If a line in the data below contains the word "color", copy it out.

Stored dataset items:
***

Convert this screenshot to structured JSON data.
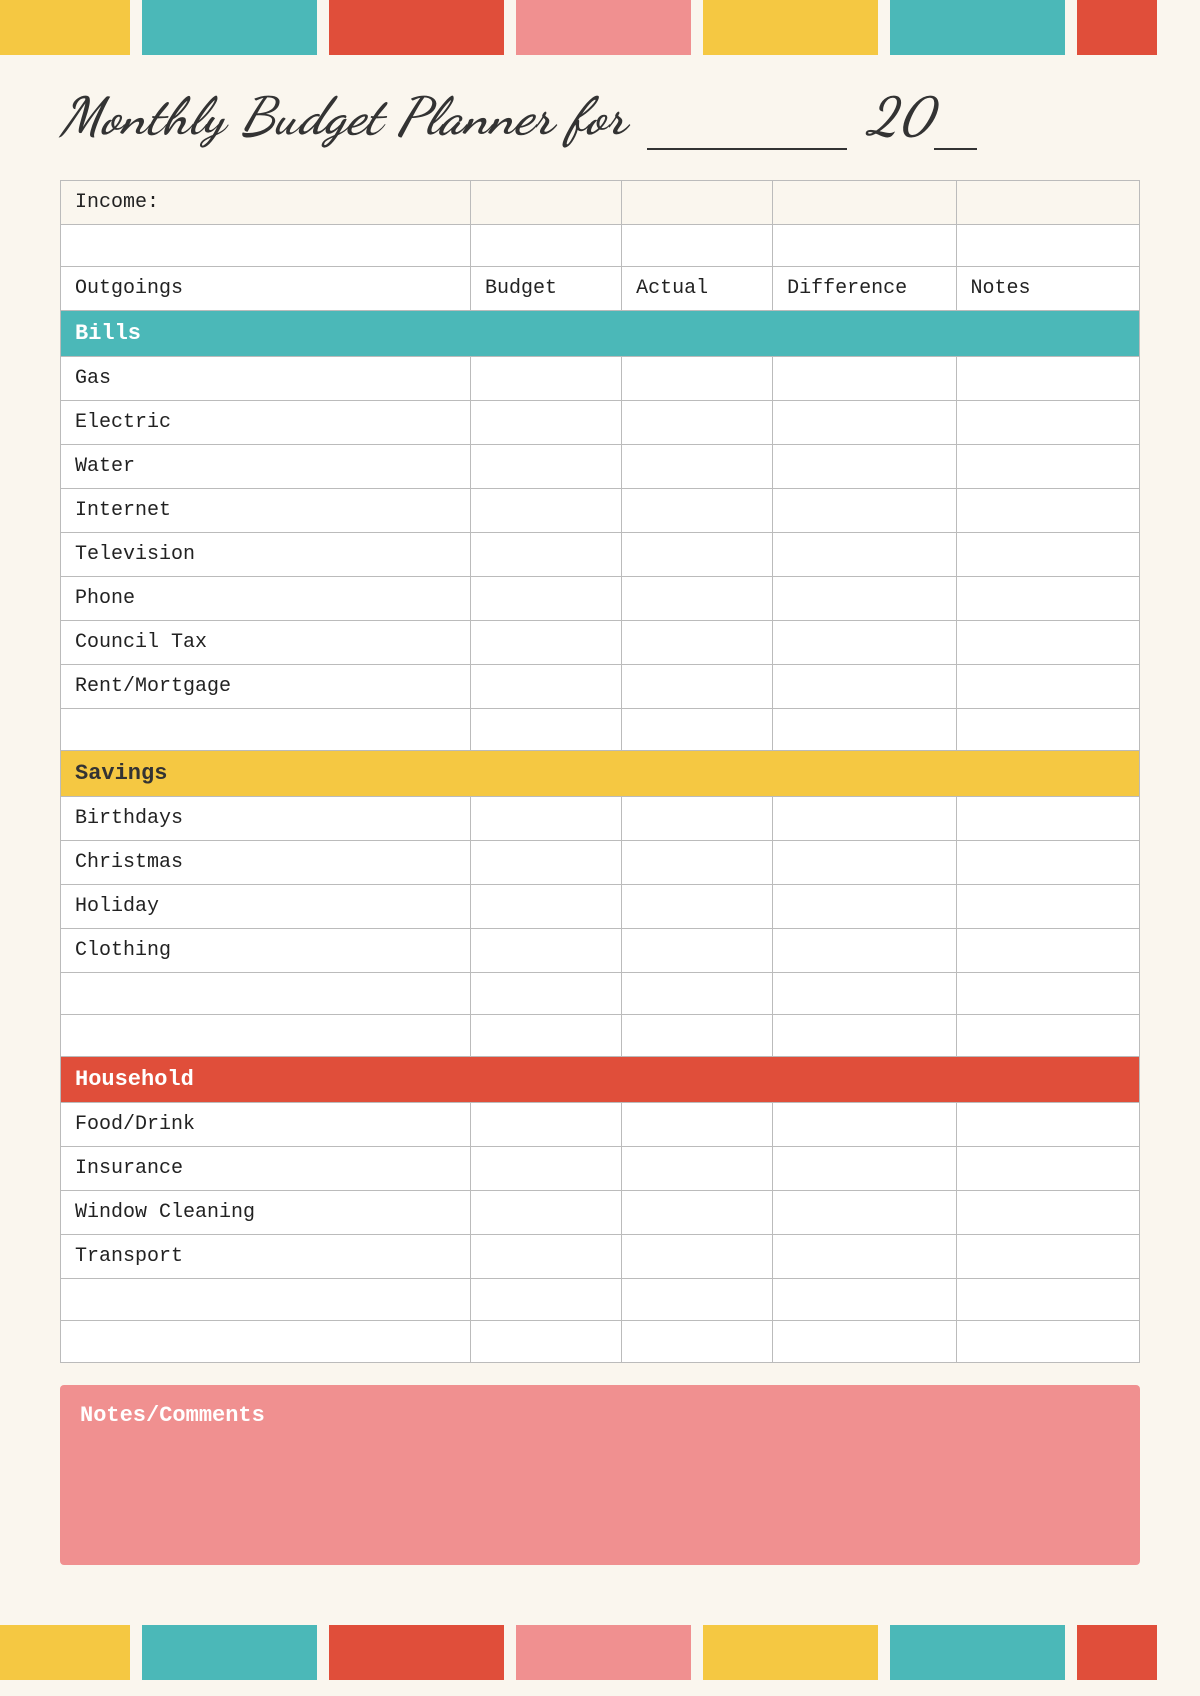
{
  "topBars": [
    {
      "color": "yellow",
      "label": "yellow-bar"
    },
    {
      "color": "teal",
      "label": "teal-bar"
    },
    {
      "color": "red",
      "label": "red-bar"
    },
    {
      "color": "pink",
      "label": "pink-bar"
    },
    {
      "color": "yellow2",
      "label": "yellow2-bar"
    },
    {
      "color": "teal2",
      "label": "teal2-bar"
    },
    {
      "color": "red2",
      "label": "red2-bar"
    }
  ],
  "title": {
    "part1": "Monthly Budget Planner for",
    "part2": "20"
  },
  "table": {
    "incomeLabel": "Income:",
    "headers": {
      "outgoings": "Outgoings",
      "budget": "Budget",
      "actual": "Actual",
      "difference": "Difference",
      "notes": "Notes"
    },
    "sections": [
      {
        "id": "bills",
        "label": "Bills",
        "color": "teal",
        "items": [
          "Gas",
          "Electric",
          "Water",
          "Internet",
          "Television",
          "Phone",
          "Council Tax",
          "Rent/Mortgage"
        ]
      },
      {
        "id": "savings",
        "label": "Savings",
        "color": "yellow",
        "items": [
          "Birthdays",
          "Christmas",
          "Holiday",
          "Clothing"
        ]
      },
      {
        "id": "household",
        "label": "Household",
        "color": "red",
        "items": [
          "Food/Drink",
          "Insurance",
          "Window Cleaning",
          "Transport"
        ]
      }
    ]
  },
  "notes": {
    "label": "Notes/Comments"
  }
}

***

* TASK SOLUTION *
      "color": "yellow",
      "color": "teal",
      "color": "red",
      "color": "pink",
      "color": "yellow2",
      "color": "teal2",
      "color": "red2",
        "color": "teal",
        "color": "yellow",
        "color": "red",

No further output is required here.